:: EXERCISE BRIEF ::
Your copy should match the records exactly, apart from the pictures, which stay out.

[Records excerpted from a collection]
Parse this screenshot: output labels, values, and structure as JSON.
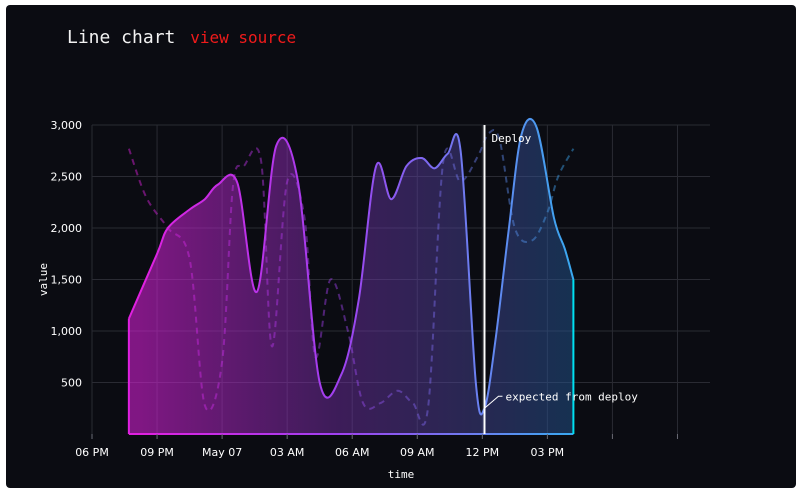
{
  "header": {
    "title": "Line chart",
    "link_label": "view source"
  },
  "colors": {
    "background": "#0b0c12",
    "grid": "#2a2b33",
    "gradient_stops": [
      "#e020e0",
      "#8a5cf0",
      "#3aa0f0",
      "#00e0f0"
    ],
    "link": "#ef1b1b"
  },
  "chart_data": {
    "type": "area",
    "xlabel": "time",
    "ylabel": "value",
    "ylim": [
      0,
      3000
    ],
    "y_ticks": [
      500,
      1000,
      1500,
      2000,
      2500,
      3000
    ],
    "y_tick_labels": [
      "500",
      "1,000",
      "1,500",
      "2,000",
      "2,500",
      "3,000"
    ],
    "xlim": [
      -6,
      22.5
    ],
    "x_ticks": [
      -6,
      -3,
      0,
      3,
      6,
      9,
      12,
      15,
      18,
      21
    ],
    "x_tick_labels": [
      "06 PM",
      "09 PM",
      "May 07",
      "03 AM",
      "06 AM",
      "09 AM",
      "12 PM",
      "03 PM"
    ],
    "x_tick_label_values": [
      -6,
      -3,
      0,
      3,
      6,
      9,
      12,
      15
    ],
    "grid": true,
    "series": [
      {
        "x": [
          -4.3,
          -3.0,
          -2.5,
          -1.5,
          -0.8,
          -0.2,
          0.7,
          1.6,
          2.5,
          3.5,
          4.5,
          5.5,
          6.3,
          7.1,
          7.8,
          8.5,
          9.2,
          9.8,
          10.4,
          11.0,
          11.7,
          12.1,
          12.6,
          13.2,
          13.8,
          14.5,
          15.3,
          15.8,
          16.2
        ],
        "y": [
          1120,
          1750,
          2000,
          2180,
          2280,
          2420,
          2440,
          1380,
          2800,
          2450,
          500,
          580,
          1300,
          2600,
          2280,
          2600,
          2680,
          2580,
          2720,
          2750,
          500,
          250,
          900,
          1950,
          2900,
          2980,
          2100,
          1800,
          1500
        ]
      },
      {
        "x": [
          -4.3,
          -3.5,
          -2.5,
          -1.5,
          -0.8,
          0.0,
          0.5,
          1.0,
          1.8,
          2.3,
          3.0,
          3.8,
          4.3,
          5.0,
          5.8,
          6.5,
          7.3,
          8.1,
          8.8,
          9.5,
          10.2,
          11.0,
          11.8,
          12.3,
          12.8,
          13.5,
          14.3,
          15.0,
          15.5,
          16.2
        ],
        "y": [
          2770,
          2300,
          2000,
          1700,
          280,
          700,
          2400,
          2600,
          2650,
          850,
          2450,
          2100,
          750,
          1500,
          1000,
          300,
          300,
          420,
          300,
          260,
          2650,
          2450,
          2700,
          2920,
          2850,
          2000,
          1880,
          2150,
          2500,
          2770
        ]
      }
    ],
    "annotations": [
      {
        "type": "vline",
        "x": 12.1,
        "label": "Deploy"
      },
      {
        "type": "point",
        "x": 12.1,
        "y": 250,
        "label": "expected from deploy"
      }
    ]
  }
}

:: OUTPUT FOR THIS TASK ::
Parse this screenshot: output labels, values, and structure as JSON.
{
  "header": {
    "title": "Line chart",
    "link_label": "view source"
  },
  "colors": {
    "background": "#0b0c12",
    "grid": "#2a2b33",
    "gradient_stops": [
      "#e020e0",
      "#8a5cf0",
      "#3aa0f0",
      "#00e0f0"
    ],
    "link": "#ef1b1b"
  },
  "chart_data": {
    "type": "area",
    "xlabel": "time",
    "ylabel": "value",
    "ylim": [
      0,
      3000
    ],
    "y_ticks": [
      500,
      1000,
      1500,
      2000,
      2500,
      3000
    ],
    "y_tick_labels": [
      "500",
      "1,000",
      "1,500",
      "2,000",
      "2,500",
      "3,000"
    ],
    "xlim": [
      -6,
      22.5
    ],
    "x_ticks": [
      -6,
      -3,
      0,
      3,
      6,
      9,
      12,
      15,
      18,
      21
    ],
    "x_tick_labels": [
      "06 PM",
      "09 PM",
      "May 07",
      "03 AM",
      "06 AM",
      "09 AM",
      "12 PM",
      "03 PM"
    ],
    "x_tick_label_values": [
      -6,
      -3,
      0,
      3,
      6,
      9,
      12,
      15
    ],
    "grid": true,
    "series": [
      {
        "x": [
          -4.3,
          -3.0,
          -2.5,
          -1.5,
          -0.8,
          -0.2,
          0.7,
          1.6,
          2.5,
          3.5,
          4.5,
          5.5,
          6.3,
          7.1,
          7.8,
          8.5,
          9.2,
          9.8,
          10.4,
          11.0,
          11.7,
          12.1,
          12.6,
          13.2,
          13.8,
          14.5,
          15.3,
          15.8,
          16.2
        ],
        "y": [
          1120,
          1750,
          2000,
          2180,
          2280,
          2420,
          2440,
          1380,
          2800,
          2450,
          500,
          580,
          1300,
          2600,
          2280,
          2600,
          2680,
          2580,
          2720,
          2750,
          500,
          250,
          900,
          1950,
          2900,
          2980,
          2100,
          1800,
          1500
        ]
      },
      {
        "x": [
          -4.3,
          -3.5,
          -2.5,
          -1.5,
          -0.8,
          0.0,
          0.5,
          1.0,
          1.8,
          2.3,
          3.0,
          3.8,
          4.3,
          5.0,
          5.8,
          6.5,
          7.3,
          8.1,
          8.8,
          9.5,
          10.2,
          11.0,
          11.8,
          12.3,
          12.8,
          13.5,
          14.3,
          15.0,
          15.5,
          16.2
        ],
        "y": [
          2770,
          2300,
          2000,
          1700,
          280,
          700,
          2400,
          2600,
          2650,
          850,
          2450,
          2100,
          750,
          1500,
          1000,
          300,
          300,
          420,
          300,
          260,
          2650,
          2450,
          2700,
          2920,
          2850,
          2000,
          1880,
          2150,
          2500,
          2770
        ]
      }
    ],
    "annotations": [
      {
        "type": "vline",
        "x": 12.1,
        "label": "Deploy"
      },
      {
        "type": "point",
        "x": 12.1,
        "y": 250,
        "label": "expected from deploy"
      }
    ]
  }
}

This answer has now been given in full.